━━━ Working data
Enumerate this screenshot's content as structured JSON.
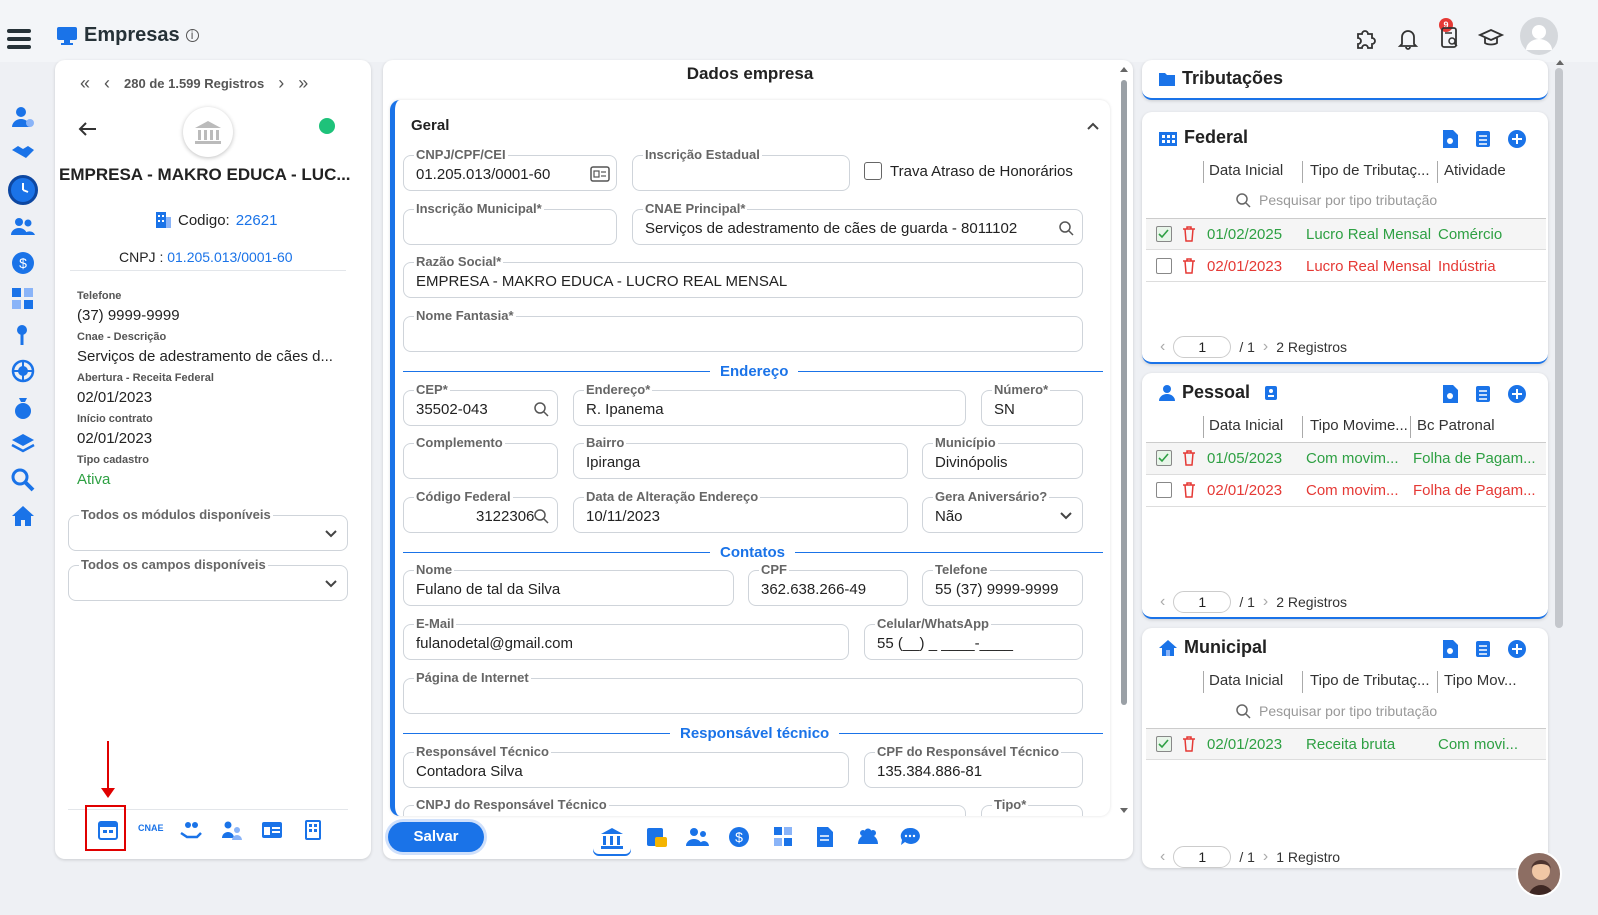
{
  "header": {
    "title": "Empresas",
    "notif_count": "9"
  },
  "left": {
    "nav": {
      "first": "«",
      "prev": "‹",
      "text": "280 de 1.599 Registros",
      "next": "›",
      "last": "»"
    },
    "company_name": "EMPRESA - MAKRO EDUCA - LUC...",
    "codigo_label": "Codigo:",
    "codigo_value": "22621",
    "cnpj_label": "CNPJ :",
    "cnpj_value": "01.205.013/0001-60",
    "info": [
      {
        "label": "Telefone",
        "value": "(37) 9999-9999"
      },
      {
        "label": "Cnae - Descrição",
        "value": "Serviços de adestramento de cães d..."
      },
      {
        "label": "Abertura - Receita Federal",
        "value": "02/01/2023"
      },
      {
        "label": "Início contrato",
        "value": "02/01/2023"
      },
      {
        "label": "Tipo cadastro",
        "value": "Ativa"
      }
    ],
    "select1": "Todos os módulos disponíveis",
    "select2": "Todos os campos disponíveis",
    "cnae_tab": "CNAE"
  },
  "center": {
    "title": "Dados empresa",
    "section_geral": "Geral",
    "fields": {
      "cnpj": {
        "label": "CNPJ/CPF/CEI",
        "value": "01.205.013/0001-60"
      },
      "ie": {
        "label": "Inscrição Estadual",
        "value": ""
      },
      "trava": "Trava Atraso de Honorários",
      "im": {
        "label": "Inscrição Municipal*",
        "value": ""
      },
      "cnae": {
        "label": "CNAE Principal*",
        "value": "Serviços de adestramento de cães de guarda - 8011102"
      },
      "razao": {
        "label": "Razão Social*",
        "value": "EMPRESA - MAKRO EDUCA - LUCRO REAL MENSAL"
      },
      "fantasia": {
        "label": "Nome Fantasia*",
        "value": ""
      },
      "cep": {
        "label": "CEP*",
        "value": "35502-043"
      },
      "endereco": {
        "label": "Endereço*",
        "value": "R. Ipanema"
      },
      "numero": {
        "label": "Número*",
        "value": "SN"
      },
      "complemento": {
        "label": "Complemento",
        "value": ""
      },
      "bairro": {
        "label": "Bairro",
        "value": "Ipiranga"
      },
      "municipio": {
        "label": "Município",
        "value": "Divinópolis"
      },
      "codfed": {
        "label": "Código Federal",
        "value": "3122306"
      },
      "dataalt": {
        "label": "Data de Alteração Endereço",
        "value": "10/11/2023"
      },
      "aniv": {
        "label": "Gera Aniversário?",
        "value": "Não"
      },
      "nome": {
        "label": "Nome",
        "value": "Fulano de tal da Silva"
      },
      "cpf": {
        "label": "CPF",
        "value": "362.638.266-49"
      },
      "tel": {
        "label": "Telefone",
        "value": "55 (37) 9999-9999"
      },
      "email": {
        "label": "E-Mail",
        "value": "fulanodetal@gmail.com"
      },
      "cel": {
        "label": "Celular/WhatsApp",
        "value": "55 (__) _ ____-____"
      },
      "site": {
        "label": "Página de Internet",
        "value": ""
      },
      "resp": {
        "label": "Responsável Técnico",
        "value": "Contadora Silva"
      },
      "cpfresp": {
        "label": "CPF do Responsável Técnico",
        "value": "135.384.886-81"
      },
      "cnpjresp": {
        "label": "CNPJ do Responsável Técnico",
        "value": ""
      },
      "tipo": {
        "label": "Tipo*",
        "value": ""
      }
    },
    "sections": {
      "endereco": "Endereço",
      "contatos": "Contatos",
      "resp": "Responsável técnico"
    },
    "save": "Salvar"
  },
  "right": {
    "title": "Tributações",
    "federal": {
      "title": "Federal",
      "cols": [
        "Data Inicial",
        "Tipo de Tributaç...",
        "Atividade"
      ],
      "search": "Pesquisar por tipo tributação",
      "rows": [
        {
          "date": "01/02/2025",
          "tipo": "Lucro Real Mensal",
          "ativ": "Comércio",
          "status": "green",
          "checked": true
        },
        {
          "date": "02/01/2023",
          "tipo": "Lucro Real Mensal",
          "ativ": "Indústria",
          "status": "red",
          "checked": false
        }
      ],
      "page": "1",
      "total": "/ 1",
      "count": "2 Registros"
    },
    "pessoal": {
      "title": "Pessoal",
      "cols": [
        "Data Inicial",
        "Tipo Movime...",
        "Bc Patronal"
      ],
      "rows": [
        {
          "date": "01/05/2023",
          "tipo": "Com movim...",
          "ativ": "Folha de Pagam...",
          "status": "green",
          "checked": true
        },
        {
          "date": "02/01/2023",
          "tipo": "Com movim...",
          "ativ": "Folha de Pagam...",
          "status": "red",
          "checked": false
        }
      ],
      "page": "1",
      "total": "/ 1",
      "count": "2 Registros"
    },
    "municipal": {
      "title": "Municipal",
      "cols": [
        "Data Inicial",
        "Tipo de Tributaç...",
        "Tipo Mov..."
      ],
      "search": "Pesquisar por tipo tributação",
      "rows": [
        {
          "date": "02/01/2023",
          "tipo": "Receita bruta",
          "ativ": "Com movi...",
          "status": "green",
          "checked": true
        }
      ],
      "page": "1",
      "total": "/ 1",
      "count": "1 Registro"
    }
  },
  "colors": {
    "accent": "#1a73e8",
    "green": "#2ea043",
    "red": "#e53935",
    "highlight": "#e00000"
  }
}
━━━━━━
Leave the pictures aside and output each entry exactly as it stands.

Enumerate this screenshot's content as structured JSON.
{
  "header": {
    "title": "Empresas",
    "notif_count": "9"
  },
  "left": {
    "nav": {
      "first": "«",
      "prev": "‹",
      "text": "280 de 1.599 Registros",
      "next": "›",
      "last": "»"
    },
    "company_name": "EMPRESA - MAKRO EDUCA - LUC...",
    "codigo_label": "Codigo:",
    "codigo_value": "22621",
    "cnpj_label": "CNPJ :",
    "cnpj_value": "01.205.013/0001-60",
    "info": [
      {
        "label": "Telefone",
        "value": "(37) 9999-9999"
      },
      {
        "label": "Cnae - Descrição",
        "value": "Serviços de adestramento de cães d..."
      },
      {
        "label": "Abertura - Receita Federal",
        "value": "02/01/2023"
      },
      {
        "label": "Início contrato",
        "value": "02/01/2023"
      },
      {
        "label": "Tipo cadastro",
        "value": "Ativa"
      }
    ],
    "select1": "Todos os módulos disponíveis",
    "select2": "Todos os campos disponíveis",
    "cnae_tab": "CNAE"
  },
  "center": {
    "title": "Dados empresa",
    "section_geral": "Geral",
    "fields": {
      "cnpj": {
        "label": "CNPJ/CPF/CEI",
        "value": "01.205.013/0001-60"
      },
      "ie": {
        "label": "Inscrição Estadual",
        "value": ""
      },
      "trava": "Trava Atraso de Honorários",
      "im": {
        "label": "Inscrição Municipal*",
        "value": ""
      },
      "cnae": {
        "label": "CNAE Principal*",
        "value": "Serviços de adestramento de cães de guarda - 8011102"
      },
      "razao": {
        "label": "Razão Social*",
        "value": "EMPRESA - MAKRO EDUCA - LUCRO REAL MENSAL"
      },
      "fantasia": {
        "label": "Nome Fantasia*",
        "value": ""
      },
      "cep": {
        "label": "CEP*",
        "value": "35502-043"
      },
      "endereco": {
        "label": "Endereço*",
        "value": "R. Ipanema"
      },
      "numero": {
        "label": "Número*",
        "value": "SN"
      },
      "complemento": {
        "label": "Complemento",
        "value": ""
      },
      "bairro": {
        "label": "Bairro",
        "value": "Ipiranga"
      },
      "municipio": {
        "label": "Município",
        "value": "Divinópolis"
      },
      "codfed": {
        "label": "Código Federal",
        "value": "3122306"
      },
      "dataalt": {
        "label": "Data de Alteração Endereço",
        "value": "10/11/2023"
      },
      "aniv": {
        "label": "Gera Aniversário?",
        "value": "Não"
      },
      "nome": {
        "label": "Nome",
        "value": "Fulano de tal da Silva"
      },
      "cpf": {
        "label": "CPF",
        "value": "362.638.266-49"
      },
      "tel": {
        "label": "Telefone",
        "value": "55 (37) 9999-9999"
      },
      "email": {
        "label": "E-Mail",
        "value": "fulanodetal@gmail.com"
      },
      "cel": {
        "label": "Celular/WhatsApp",
        "value": "55 (__) _ ____-____"
      },
      "site": {
        "label": "Página de Internet",
        "value": ""
      },
      "resp": {
        "label": "Responsável Técnico",
        "value": "Contadora Silva"
      },
      "cpfresp": {
        "label": "CPF do Responsável Técnico",
        "value": "135.384.886-81"
      },
      "cnpjresp": {
        "label": "CNPJ do Responsável Técnico",
        "value": ""
      },
      "tipo": {
        "label": "Tipo*",
        "value": ""
      }
    },
    "sections": {
      "endereco": "Endereço",
      "contatos": "Contatos",
      "resp": "Responsável técnico"
    },
    "save": "Salvar"
  },
  "right": {
    "title": "Tributações",
    "federal": {
      "title": "Federal",
      "cols": [
        "Data Inicial",
        "Tipo de Tributaç...",
        "Atividade"
      ],
      "search": "Pesquisar por tipo tributação",
      "rows": [
        {
          "date": "01/02/2025",
          "tipo": "Lucro Real Mensal",
          "ativ": "Comércio",
          "status": "green",
          "checked": true
        },
        {
          "date": "02/01/2023",
          "tipo": "Lucro Real Mensal",
          "ativ": "Indústria",
          "status": "red",
          "checked": false
        }
      ],
      "page": "1",
      "total": "/ 1",
      "count": "2 Registros"
    },
    "pessoal": {
      "title": "Pessoal",
      "cols": [
        "Data Inicial",
        "Tipo Movime...",
        "Bc Patronal"
      ],
      "rows": [
        {
          "date": "01/05/2023",
          "tipo": "Com movim...",
          "ativ": "Folha de Pagam...",
          "status": "green",
          "checked": true
        },
        {
          "date": "02/01/2023",
          "tipo": "Com movim...",
          "ativ": "Folha de Pagam...",
          "status": "red",
          "checked": false
        }
      ],
      "page": "1",
      "total": "/ 1",
      "count": "2 Registros"
    },
    "municipal": {
      "title": "Municipal",
      "cols": [
        "Data Inicial",
        "Tipo de Tributaç...",
        "Tipo Mov..."
      ],
      "search": "Pesquisar por tipo tributação",
      "rows": [
        {
          "date": "02/01/2023",
          "tipo": "Receita bruta",
          "ativ": "Com movi...",
          "status": "green",
          "checked": true
        }
      ],
      "page": "1",
      "total": "/ 1",
      "count": "1 Registro"
    }
  },
  "colors": {
    "accent": "#1a73e8",
    "green": "#2ea043",
    "red": "#e53935",
    "highlight": "#e00000"
  }
}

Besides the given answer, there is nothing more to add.